I am sitting in a conference, computer out, focused on the content when all of a sudden, I see something, from just the corner of my eye, dart across the floor. My mind jumps from the topic at hand and I feel my heart speed up, the blood rush to my face, and my muscles get tight. I am staring intently where I think the spider ran wondering if I really saw something or if it was just a wicked figment of my imagination. All of a sudden, it is on the move again, right towards my purse that is sitting on the floor. I push my chair back and a quick scream slips out of my mouth. Everyone stops to stare and all I can manage is to point towards my purse and exclaim “SPIDER!”
I experienced a stimulus (something darting across the floor). My brain immediately notifies my amygdala. My amygdala recognizes this stimulus is a threat (even though it doesn’t have all the information) and therefore prepares my body for a reaction – fight, flight, or freeze.

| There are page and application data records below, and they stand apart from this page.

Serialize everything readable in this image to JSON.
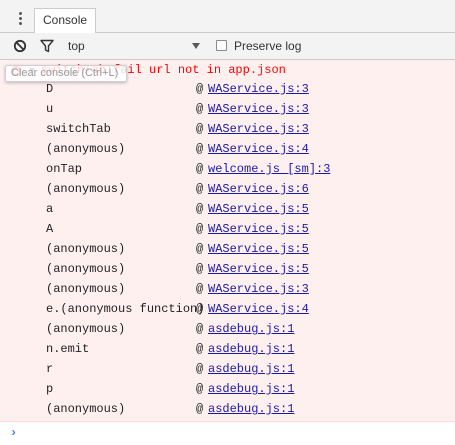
{
  "tabbar": {
    "tab_label": "Console"
  },
  "toolbar": {
    "context": "top",
    "preserve_log_label": "Preserve log",
    "clear_tooltip": "Clear console (Ctrl+L)"
  },
  "error": {
    "message": "switchTab:fail url not in app.json"
  },
  "stack_trace": [
    {
      "fn": "D",
      "loc": "WAService.js:3"
    },
    {
      "fn": "u",
      "loc": "WAService.js:3"
    },
    {
      "fn": "switchTab",
      "loc": "WAService.js:3"
    },
    {
      "fn": "(anonymous)",
      "loc": "WAService.js:4"
    },
    {
      "fn": "onTap",
      "loc": "welcome.js [sm]:3"
    },
    {
      "fn": "(anonymous)",
      "loc": "WAService.js:6"
    },
    {
      "fn": "a",
      "loc": "WAService.js:5"
    },
    {
      "fn": "A",
      "loc": "WAService.js:5"
    },
    {
      "fn": "(anonymous)",
      "loc": "WAService.js:5"
    },
    {
      "fn": "(anonymous)",
      "loc": "WAService.js:5"
    },
    {
      "fn": "(anonymous)",
      "loc": "WAService.js:3"
    },
    {
      "fn": "e.(anonymous function)",
      "loc": "WAService.js:4"
    },
    {
      "fn": "(anonymous)",
      "loc": "asdebug.js:1"
    },
    {
      "fn": "n.emit",
      "loc": "asdebug.js:1"
    },
    {
      "fn": "r",
      "loc": "asdebug.js:1"
    },
    {
      "fn": "p",
      "loc": "asdebug.js:1"
    },
    {
      "fn": "(anonymous)",
      "loc": "asdebug.js:1"
    }
  ],
  "at_symbol": "@",
  "prompt_symbol": "›",
  "colors": {
    "error_text": "#ff0000",
    "error_bg": "#fff0f0",
    "link": "#1a1aa6",
    "prompt": "#367cf1"
  },
  "icons": [
    "kebab-menu-icon",
    "clear-console-icon",
    "filter-icon",
    "dropdown-arrow-icon",
    "error-icon",
    "expand-triangle-icon"
  ]
}
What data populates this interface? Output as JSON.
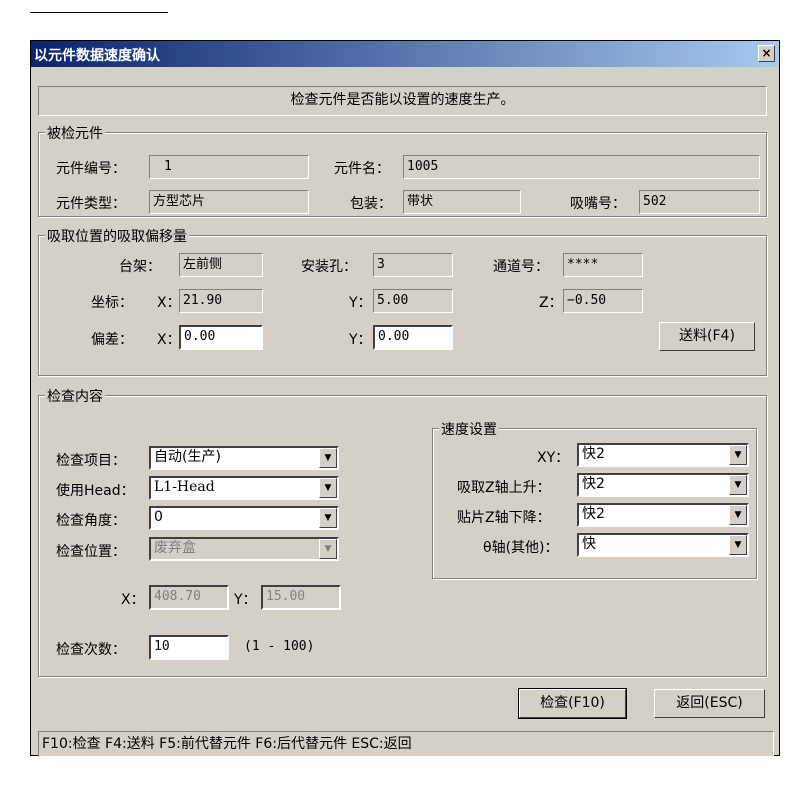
{
  "window": {
    "title": "以元件数据速度确认",
    "close": "×"
  },
  "info_text": "检查元件是否能以设置的速度生产。",
  "component": {
    "group": "被检元件",
    "no_label": "元件编号：",
    "no_value": "1",
    "name_label": "元件名：",
    "name_value": "1005",
    "type_label": "元件类型：",
    "type_value": "方型芯片",
    "pack_label": "包装：",
    "pack_value": "带状",
    "nozzle_label": "吸嘴号：",
    "nozzle_value": "502"
  },
  "pickup": {
    "group": "吸取位置的吸取偏移量",
    "stage_label": "台架：",
    "stage_value": "左前侧",
    "hole_label": "安装孔：",
    "hole_value": "3",
    "channel_label": "通道号：",
    "channel_value": "****",
    "coord_label": "坐标：",
    "x_label": "X：",
    "x_value": "21.90",
    "y_label": "Y：",
    "y_value": "5.00",
    "z_label": "Z：",
    "z_value": "−0.50",
    "dev_label": "偏差：",
    "dx_label": "X：",
    "dx_value": "0.00",
    "dy_label": "Y：",
    "dy_value": "0.00",
    "feed_button": "送料(F4)"
  },
  "check": {
    "group": "检查内容",
    "item_label": "检查项目：",
    "item_value": "自动(生产)",
    "head_label": "使用Head：",
    "head_value": "L1-Head",
    "angle_label": "检查角度：",
    "angle_value": "0",
    "pos_label": "检查位置：",
    "pos_value": "废弃盒",
    "x_label": "X：",
    "x_value": "408.70",
    "y_label": "Y：",
    "y_value": "15.00",
    "count_label": "检查次数：",
    "count_value": "10",
    "count_range": "(1 - 100)"
  },
  "speed": {
    "group": "速度设置",
    "xy_label": "XY：",
    "xy_value": "快2",
    "zup_label": "吸取Z轴上升：",
    "zup_value": "快2",
    "zdown_label": "贴片Z轴下降：",
    "zdown_value": "快2",
    "theta_label": "θ轴(其他)：",
    "theta_value": "快"
  },
  "buttons": {
    "check": "检查(F10)",
    "back": "返回(ESC)"
  },
  "status": "F10:检查  F4:送料  F5:前代替元件  F6:后代替元件  ESC:返回"
}
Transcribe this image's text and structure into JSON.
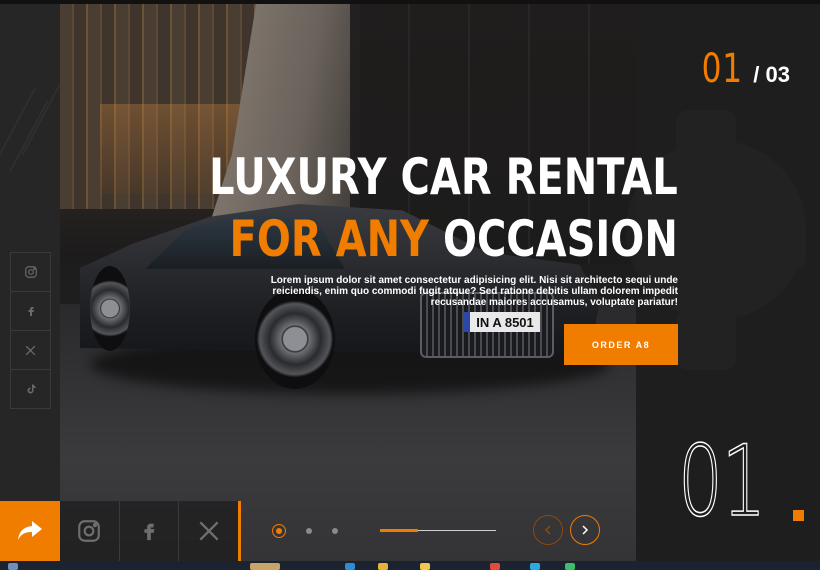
{
  "slider": {
    "current_index": "01",
    "total": "/ 03",
    "big_index": "01",
    "active_slide": 1,
    "slide_count": 3,
    "progress_fraction": 0.33
  },
  "hero": {
    "headline_line1": "LUXURY CAR RENTAL",
    "headline_line2_accent": "FOR ANY",
    "headline_line2_rest": " OCCASION",
    "description": "Lorem ipsum dolor sit amet consectetur adipisicing elit. Nisi sit architecto sequi unde reiciendis, enim quo commodi fugit atque? Sed ratione debitis ullam dolorem impedit recusandae maiores accusamus, voluptate pariatur!",
    "cta_label": "ORDER A8",
    "plate_text": "IN A 8501"
  },
  "social_sidebar": [
    {
      "name": "instagram-icon"
    },
    {
      "name": "facebook-icon"
    },
    {
      "name": "x-twitter-icon"
    },
    {
      "name": "tiktok-icon"
    }
  ],
  "bottom_social": [
    {
      "name": "instagram-icon"
    },
    {
      "name": "facebook-icon"
    },
    {
      "name": "x-twitter-icon"
    }
  ],
  "colors": {
    "accent": "#f07d00",
    "background": "#1e1e1e",
    "text": "#ffffff"
  }
}
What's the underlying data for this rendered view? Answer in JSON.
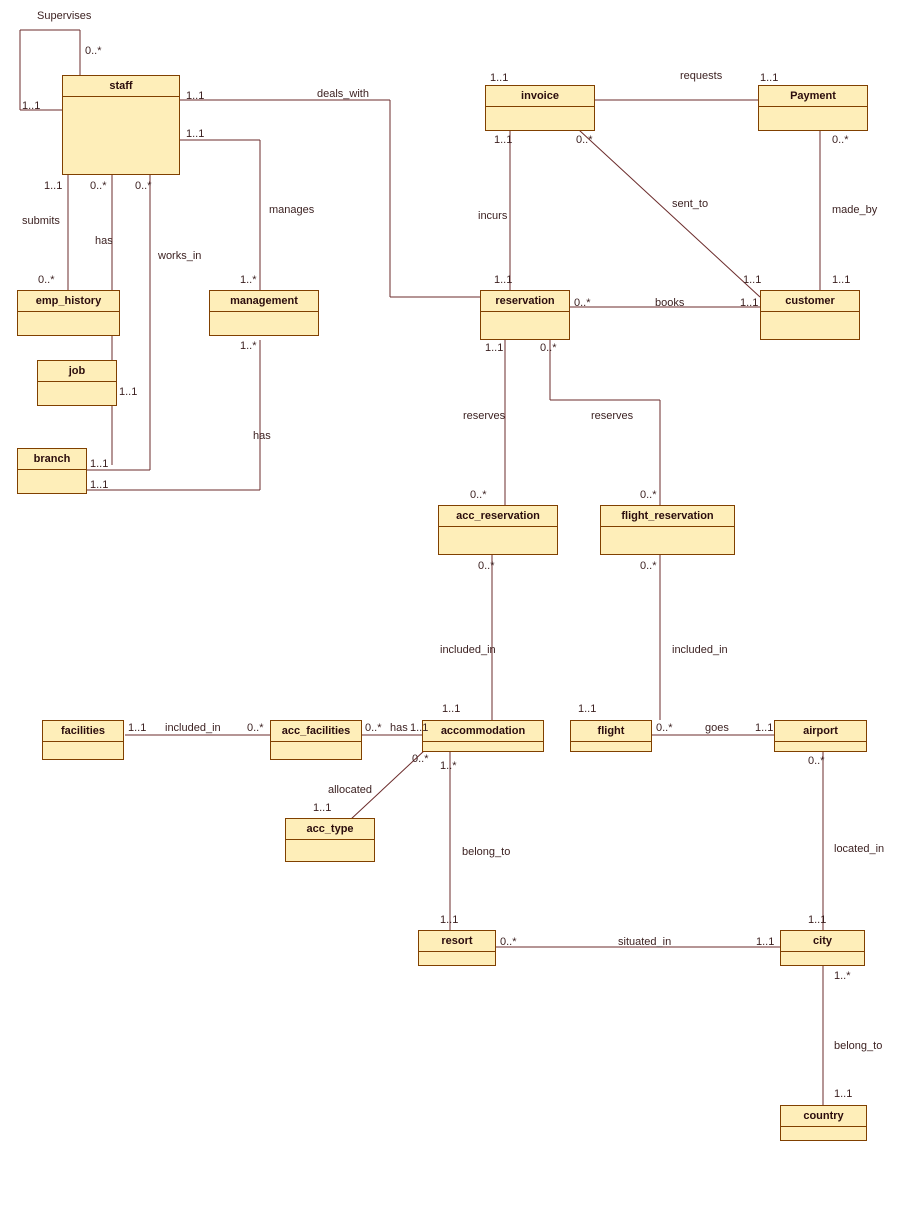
{
  "entities": {
    "staff": "staff",
    "emp_history": "emp_history",
    "job": "job",
    "branch": "branch",
    "management": "management",
    "invoice": "invoice",
    "payment": "Payment",
    "reservation": "reservation",
    "customer": "customer",
    "acc_reservation": "acc_reservation",
    "flight_reservation": "flight_reservation",
    "facilities": "facilities",
    "acc_facilities": "acc_facilities",
    "accommodation": "accommodation",
    "flight": "flight",
    "airport": "airport",
    "acc_type": "acc_type",
    "resort": "resort",
    "city": "city",
    "country": "country"
  },
  "labels": {
    "supervises": "Supervises",
    "deals_with": "deals_with",
    "requests": "requests",
    "submits": "submits",
    "has1": "has",
    "works_in": "works_in",
    "manages": "manages",
    "sent_to": "sent_to",
    "made_by": "made_by",
    "incurs": "incurs",
    "books": "books",
    "has2": "has",
    "reserves1": "reserves",
    "reserves2": "reserves",
    "included_in1": "included_in",
    "included_in2": "included_in",
    "included_in3": "included_in",
    "has3": "has",
    "goes": "goes",
    "allocated": "allocated",
    "belong_to1": "belong_to",
    "located_in": "located_in",
    "situated_in": "situated_in",
    "belong_to2": "belong_to"
  },
  "mult": {
    "m0s": "0..*",
    "m11": "1..1",
    "m1s": "1..*"
  }
}
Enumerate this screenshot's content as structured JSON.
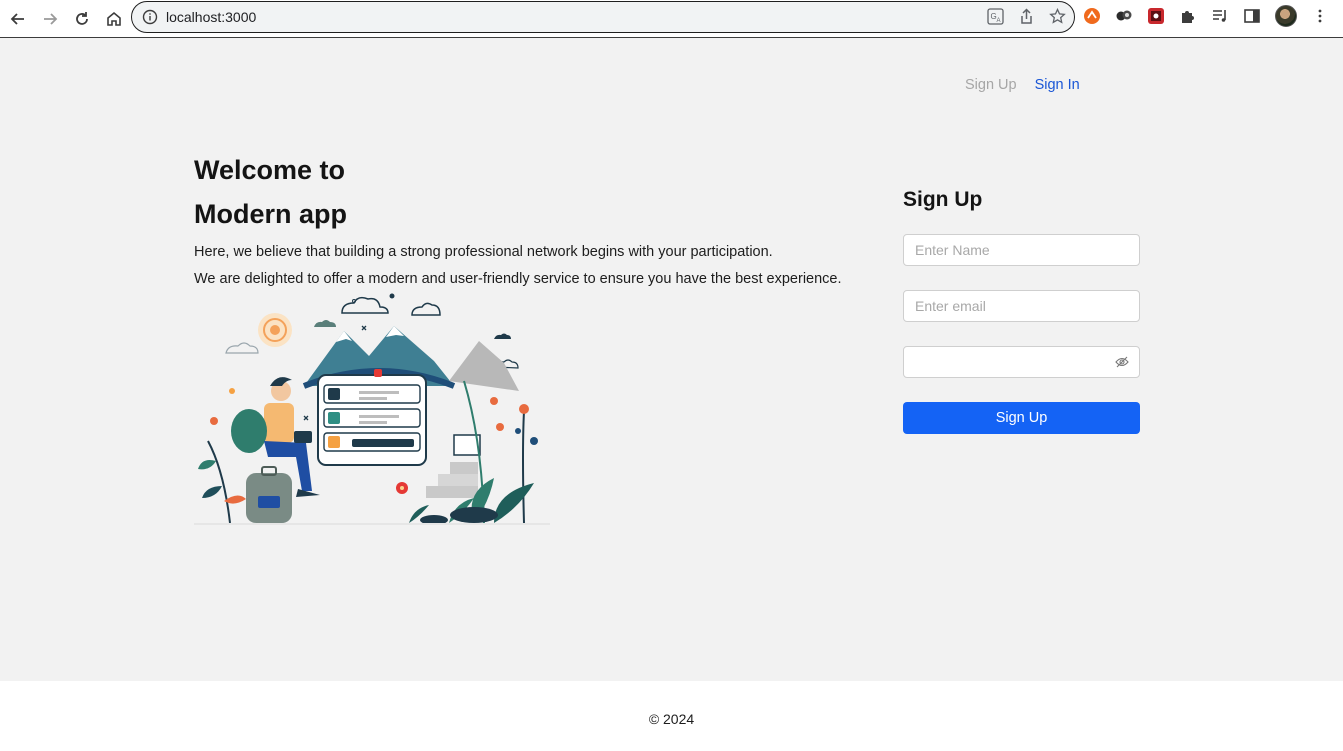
{
  "browser": {
    "url": "localhost:3000",
    "icons": [
      "back-icon",
      "forward-icon",
      "reload-icon",
      "home-icon",
      "info-icon",
      "translate-icon",
      "share-icon",
      "bookmark-star-icon",
      "extension-icon",
      "media-icon",
      "side-panel-icon",
      "menu-icon"
    ]
  },
  "nav": {
    "signup": "Sign Up",
    "signin": "Sign In"
  },
  "hero": {
    "title_line1": "Welcome to",
    "title_line2": "Modern app",
    "paragraph1": "Here, we believe that building a strong professional network begins with your participation.",
    "paragraph2": "We are delighted to offer a modern and user-friendly service to ensure you have the best experience."
  },
  "form": {
    "title": "Sign Up",
    "name_placeholder": "Enter Name",
    "email_placeholder": "Enter email",
    "password_value": "",
    "submit_label": "Sign Up"
  },
  "footer": {
    "copyright": "© 2024"
  },
  "colors": {
    "primary": "#1463f5",
    "link_active": "#1a56d6",
    "link_muted": "#a6a6a6",
    "background": "#f2f2f2"
  }
}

In this situation, someone came over and moved my bag to reveal… not a spider, but a centipede. Which, mind you, still wasn’t my favorite thing, but my heart rate slowed down and my arms, which were still gripping the chair, loosened. My dislike of centipedes are nothing compared to my fear of spiders (which you can read all about it in my blog post “Vulnerability and Spiders”).
But our fear isn’t always fear of an object. It isn’t always a fear of heights, fear of tight spaces, fear of snakes. Fear also presents itself in the form of our insecurities. Consider an insecurity you have:
-physical appearance -stability (relationship/job) -talking on the phone -public speaking
Or consider limited beliefs you may have:
-I have no idea how to start -I don’t add enough value -I have too many responsibilities -It is too late for me to change
“Our brains are set up to allow fear to take control.” Which means, if we continue to allow our insecurities or limiting beliefs to insight fear, we will continue to react. Our goal, however, should be to proactively prepare for the situation so we respond with intention and conscious choice.
Reflection Questions to Challenge Fear
What is the actual fear?
When it comes to spiders, the result I actually fear is two-fold. One – they can bite. Well, to be more specific, some of them can bite. But I have had them bite me before and it is not fun! Two – they can move so fast I am not in control and if they get on me, I cannot be confident I can get it off. But… enough about spiders – let’s talk about the fears that inhibit our ability to be as successful.
When it comes to my limiting belief around me not adding enough value, I actually fear that I am not delivering an impactful experience for clients. And that is terrifying!
What does your behavior look like when the fear is on your mind?
I second guess myself. I go through my work and change things that I already determined are excellent. I wake up through the night. I use language like, “I wish I had more time to spend on this.” “I am not 100% ready.” “OOO – I wish I knew this before.”
What is the opposite of your fear?
For me, my fear is not adding enough value. That means the opposite would be adding enough value.
What would your behavior look like if you believed the opposite of your fear?
Actually explore what it would look like if the opposite of your fear was true. If I believed I was adding enough value, I would walk into a client experience relaxed. I would get a solid night’s sleep the night before and I would stick to my original plan. My language would sound more like, “I am thrilled I have the opportunity to share this work with my clients.” “This content is well thought out and will stimulate conversation.” “Now is the perfect time to be aware of and to use this knowledge!” With that mindset, I would show up with more confidence and my guess is my clients would get more out of the experience.
When have you proven the opposite of your fear is true?
My clients give stellar feedback about the content, the delivery, and the experience. I often mentally brush off the feedback and convince myself that I could have done better, yet, the response is positive.
What is realistic to expect from yourself?
I know it is unrealistic to expect anything to be “perfect” or “100% ready.” That’s life! I will learn new things every day and it is unrealistic to expect that I would have known them before. What I do know is I have the ability to try every day. And when tomorrow starts, I get a chance to try again.
Instead of your fear, what can you say to yourself?
Malcolm Gladwell, in Blink, shares a story about a gymnast who was struggling to land correctly on the balance beam during competitions. What he found is that before she was about to perform, and while she was performing, she was saying (in her mind), “don’t fall… don’t fall… don’t fall.” He switched her self-talk to be, “I will land this jump” and it did the trick! Our minds are powerful and they listen when we talk. Make sure you are telling it what you want it to hear!
I could easily use the language I shared above and I can easily tell myself, “I know exactly what I need to know to positively impact whoever I interact with today.”
With a little thought, intention, and planning, we can start to knock those pesky fears down a few pegs! What fears do you struggle with? How do they impact you and how do you fight them?